Once a Release is Signed, a Plaintiff Cannot Change His or Her Mind
If a plaintiff settles a case and signs a liability release, the case is over even if the plaintiff refuses to accept the money. The person bringing the suit cannot reopen the suit or the claim, and if the person settles with the defendant before a suit is filed, he or she waives the right to sue in the future.
Settlements can be Set Aside
Disputes between parties occasionally arise, and if the dispute is large enough the plaintiff may be able to refuse the settlement. Procedures vary depending on whether the case is settled before or after a suit is filed.
- If an injury case is settled before the lawsuit is filed, and the plaintiff didn’t have a lawyer, they should get one. An insurance adjuster will not change his or her mind based on a plaintiff’s word alone, but even those with a
- Personal Injury Attorneys in Fredericksburg VA

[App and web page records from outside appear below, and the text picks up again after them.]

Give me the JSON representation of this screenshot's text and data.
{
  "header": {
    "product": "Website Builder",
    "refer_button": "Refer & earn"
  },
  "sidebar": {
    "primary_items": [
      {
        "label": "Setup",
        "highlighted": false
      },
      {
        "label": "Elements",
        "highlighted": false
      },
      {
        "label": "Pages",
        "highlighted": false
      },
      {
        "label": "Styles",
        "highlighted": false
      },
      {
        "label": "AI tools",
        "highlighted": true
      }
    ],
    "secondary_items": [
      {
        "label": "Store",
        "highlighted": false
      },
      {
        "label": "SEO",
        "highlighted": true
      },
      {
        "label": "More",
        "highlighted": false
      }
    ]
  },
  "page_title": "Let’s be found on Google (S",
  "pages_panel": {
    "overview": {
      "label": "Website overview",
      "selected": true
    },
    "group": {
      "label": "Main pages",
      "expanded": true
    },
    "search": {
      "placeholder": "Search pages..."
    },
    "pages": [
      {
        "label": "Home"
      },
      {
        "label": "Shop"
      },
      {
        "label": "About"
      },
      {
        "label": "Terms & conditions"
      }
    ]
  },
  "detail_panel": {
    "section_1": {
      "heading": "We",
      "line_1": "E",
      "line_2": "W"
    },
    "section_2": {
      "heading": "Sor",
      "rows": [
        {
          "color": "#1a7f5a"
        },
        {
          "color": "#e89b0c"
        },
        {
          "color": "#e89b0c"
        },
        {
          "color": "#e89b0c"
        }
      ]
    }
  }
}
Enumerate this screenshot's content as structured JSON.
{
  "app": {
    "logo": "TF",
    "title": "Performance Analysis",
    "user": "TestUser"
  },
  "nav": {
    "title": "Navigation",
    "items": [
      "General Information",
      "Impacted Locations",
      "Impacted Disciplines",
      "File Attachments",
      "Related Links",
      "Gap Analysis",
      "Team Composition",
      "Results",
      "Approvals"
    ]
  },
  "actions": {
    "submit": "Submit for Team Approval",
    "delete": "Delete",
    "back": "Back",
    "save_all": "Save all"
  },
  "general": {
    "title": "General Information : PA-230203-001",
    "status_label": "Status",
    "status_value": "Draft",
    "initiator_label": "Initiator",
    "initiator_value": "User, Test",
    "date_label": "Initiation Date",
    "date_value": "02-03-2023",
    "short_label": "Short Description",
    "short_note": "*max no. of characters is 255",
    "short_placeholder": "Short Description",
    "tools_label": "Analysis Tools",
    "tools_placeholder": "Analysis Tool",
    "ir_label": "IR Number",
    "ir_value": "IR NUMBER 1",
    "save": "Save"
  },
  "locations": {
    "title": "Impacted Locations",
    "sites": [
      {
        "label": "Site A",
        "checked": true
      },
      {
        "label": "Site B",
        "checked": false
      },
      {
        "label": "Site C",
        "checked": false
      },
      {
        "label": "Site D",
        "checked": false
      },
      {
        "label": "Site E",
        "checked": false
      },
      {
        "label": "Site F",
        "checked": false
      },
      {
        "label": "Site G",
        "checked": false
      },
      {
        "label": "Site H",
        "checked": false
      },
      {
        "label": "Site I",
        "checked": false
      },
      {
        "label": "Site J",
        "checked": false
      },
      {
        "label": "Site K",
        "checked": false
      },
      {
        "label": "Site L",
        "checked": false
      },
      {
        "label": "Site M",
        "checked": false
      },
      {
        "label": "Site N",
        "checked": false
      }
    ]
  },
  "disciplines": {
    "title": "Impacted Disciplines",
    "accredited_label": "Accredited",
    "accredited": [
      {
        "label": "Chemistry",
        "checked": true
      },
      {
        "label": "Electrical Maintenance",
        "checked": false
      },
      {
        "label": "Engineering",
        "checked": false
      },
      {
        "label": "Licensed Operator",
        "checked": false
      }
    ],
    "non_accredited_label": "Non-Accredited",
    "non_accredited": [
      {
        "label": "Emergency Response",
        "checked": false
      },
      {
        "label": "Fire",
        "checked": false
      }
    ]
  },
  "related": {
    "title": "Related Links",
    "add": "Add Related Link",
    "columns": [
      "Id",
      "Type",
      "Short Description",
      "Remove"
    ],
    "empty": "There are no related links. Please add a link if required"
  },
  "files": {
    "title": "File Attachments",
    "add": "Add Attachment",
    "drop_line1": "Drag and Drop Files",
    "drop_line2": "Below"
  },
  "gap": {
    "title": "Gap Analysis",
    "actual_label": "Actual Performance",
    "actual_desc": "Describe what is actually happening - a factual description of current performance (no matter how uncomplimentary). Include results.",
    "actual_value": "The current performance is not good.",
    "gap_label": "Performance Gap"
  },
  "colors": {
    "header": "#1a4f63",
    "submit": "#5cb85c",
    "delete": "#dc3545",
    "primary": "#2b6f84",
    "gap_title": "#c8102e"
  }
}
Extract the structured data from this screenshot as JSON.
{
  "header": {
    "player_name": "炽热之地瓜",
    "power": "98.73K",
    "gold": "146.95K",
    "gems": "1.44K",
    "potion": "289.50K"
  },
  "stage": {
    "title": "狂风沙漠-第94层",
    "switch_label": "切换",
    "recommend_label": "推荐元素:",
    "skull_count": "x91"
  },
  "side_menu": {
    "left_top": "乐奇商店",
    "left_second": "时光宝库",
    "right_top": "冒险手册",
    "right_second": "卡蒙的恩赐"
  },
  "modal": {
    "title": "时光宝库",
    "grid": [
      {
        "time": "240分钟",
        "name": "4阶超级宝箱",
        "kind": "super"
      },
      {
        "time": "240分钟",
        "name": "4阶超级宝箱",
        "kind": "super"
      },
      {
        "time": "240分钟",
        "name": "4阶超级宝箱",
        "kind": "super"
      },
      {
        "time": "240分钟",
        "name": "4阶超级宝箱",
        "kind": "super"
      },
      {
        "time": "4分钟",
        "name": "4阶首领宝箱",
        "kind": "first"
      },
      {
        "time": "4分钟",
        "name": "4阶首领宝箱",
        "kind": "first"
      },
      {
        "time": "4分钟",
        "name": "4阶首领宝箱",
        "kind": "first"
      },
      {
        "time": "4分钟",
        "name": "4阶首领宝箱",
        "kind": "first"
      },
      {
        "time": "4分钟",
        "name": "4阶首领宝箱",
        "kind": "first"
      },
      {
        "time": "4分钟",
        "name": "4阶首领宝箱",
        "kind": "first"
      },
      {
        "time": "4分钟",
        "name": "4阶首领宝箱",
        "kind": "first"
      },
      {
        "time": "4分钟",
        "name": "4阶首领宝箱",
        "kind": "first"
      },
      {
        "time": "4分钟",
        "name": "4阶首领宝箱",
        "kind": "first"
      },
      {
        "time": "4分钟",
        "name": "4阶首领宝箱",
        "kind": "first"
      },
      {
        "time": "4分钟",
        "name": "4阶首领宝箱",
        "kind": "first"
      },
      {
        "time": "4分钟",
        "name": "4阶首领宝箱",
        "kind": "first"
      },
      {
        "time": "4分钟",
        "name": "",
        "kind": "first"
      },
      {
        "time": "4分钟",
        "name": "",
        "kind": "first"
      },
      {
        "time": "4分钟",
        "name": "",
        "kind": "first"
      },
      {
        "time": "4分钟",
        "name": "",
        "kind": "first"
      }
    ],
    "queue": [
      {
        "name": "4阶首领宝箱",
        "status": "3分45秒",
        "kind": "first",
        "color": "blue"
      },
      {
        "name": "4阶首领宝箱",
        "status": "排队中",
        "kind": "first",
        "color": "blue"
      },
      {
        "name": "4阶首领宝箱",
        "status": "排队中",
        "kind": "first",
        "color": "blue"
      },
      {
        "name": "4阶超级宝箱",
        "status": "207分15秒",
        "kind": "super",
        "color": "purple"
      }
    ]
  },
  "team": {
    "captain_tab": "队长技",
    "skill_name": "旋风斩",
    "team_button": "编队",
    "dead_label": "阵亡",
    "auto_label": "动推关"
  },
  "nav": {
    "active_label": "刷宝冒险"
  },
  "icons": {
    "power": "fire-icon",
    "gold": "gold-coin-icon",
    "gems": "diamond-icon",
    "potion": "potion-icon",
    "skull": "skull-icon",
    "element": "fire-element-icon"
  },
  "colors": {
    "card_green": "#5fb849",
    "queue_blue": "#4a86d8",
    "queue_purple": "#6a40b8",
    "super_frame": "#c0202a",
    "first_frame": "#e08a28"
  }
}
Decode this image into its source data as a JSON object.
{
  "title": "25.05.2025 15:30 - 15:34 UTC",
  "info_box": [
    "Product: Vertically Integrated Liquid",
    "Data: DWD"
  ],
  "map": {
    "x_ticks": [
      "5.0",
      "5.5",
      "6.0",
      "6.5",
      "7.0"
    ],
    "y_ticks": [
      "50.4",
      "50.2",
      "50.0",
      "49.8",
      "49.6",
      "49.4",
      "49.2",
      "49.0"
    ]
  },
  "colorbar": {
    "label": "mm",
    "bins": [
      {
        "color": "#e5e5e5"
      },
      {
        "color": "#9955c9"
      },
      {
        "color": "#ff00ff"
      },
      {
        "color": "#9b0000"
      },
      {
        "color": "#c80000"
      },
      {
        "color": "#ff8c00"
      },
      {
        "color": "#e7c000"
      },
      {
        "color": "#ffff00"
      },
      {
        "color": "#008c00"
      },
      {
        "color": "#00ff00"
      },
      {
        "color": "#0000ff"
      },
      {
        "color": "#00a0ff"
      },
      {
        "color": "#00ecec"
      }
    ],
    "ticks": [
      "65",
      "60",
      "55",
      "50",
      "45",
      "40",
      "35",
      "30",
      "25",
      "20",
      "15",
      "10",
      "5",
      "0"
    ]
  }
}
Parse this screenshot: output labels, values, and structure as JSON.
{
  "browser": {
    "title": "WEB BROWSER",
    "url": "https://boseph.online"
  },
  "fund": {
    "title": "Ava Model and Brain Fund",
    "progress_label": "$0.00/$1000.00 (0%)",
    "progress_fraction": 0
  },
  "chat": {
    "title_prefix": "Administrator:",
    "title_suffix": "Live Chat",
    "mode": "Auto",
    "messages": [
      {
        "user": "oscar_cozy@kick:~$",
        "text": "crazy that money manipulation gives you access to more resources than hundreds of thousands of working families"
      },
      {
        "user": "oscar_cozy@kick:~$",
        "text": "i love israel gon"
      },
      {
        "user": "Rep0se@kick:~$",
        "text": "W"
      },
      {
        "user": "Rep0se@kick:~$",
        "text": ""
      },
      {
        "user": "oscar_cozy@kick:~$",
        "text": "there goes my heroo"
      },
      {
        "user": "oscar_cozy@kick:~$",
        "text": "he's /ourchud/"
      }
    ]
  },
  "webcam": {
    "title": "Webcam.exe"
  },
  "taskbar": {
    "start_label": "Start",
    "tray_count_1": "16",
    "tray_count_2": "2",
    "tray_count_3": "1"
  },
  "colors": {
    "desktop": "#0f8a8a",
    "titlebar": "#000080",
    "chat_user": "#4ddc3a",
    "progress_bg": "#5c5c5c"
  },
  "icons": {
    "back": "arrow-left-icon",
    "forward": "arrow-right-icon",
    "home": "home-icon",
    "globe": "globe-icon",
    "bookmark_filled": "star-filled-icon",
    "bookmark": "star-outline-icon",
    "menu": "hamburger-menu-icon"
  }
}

- cannot always get insurers to reevaluate the case.
- If a personal injury case is settled during the lawsuit, Personal Injury Attorneys and the defendant’s lawyers will argue over the release’s terms. Typically, parties can resolve differences and come up with an amenable agreement.
If a Lawyer Offers Poor Advice
Even if a plaintiff’s lawyer gives bad advice as to a settlement, a plaintiff will not be able to back out or file another suit against the original defendant. The case would be over, and the only option a plaintiff would have is to file a suit against his or her Personal Injury Attorneys in Fredericksburg VA area.
Cases With Other Potential Defendants
In most cases, a settled claim against one defendant does not preclude a client from suing another potential defendant. Insurers use such language to ensure that their clients cannot be sued twice for the same case. For instance, if a person is in a crash with more than one driver, he or she should ensure that a signed release allows for continued claims against other drivers.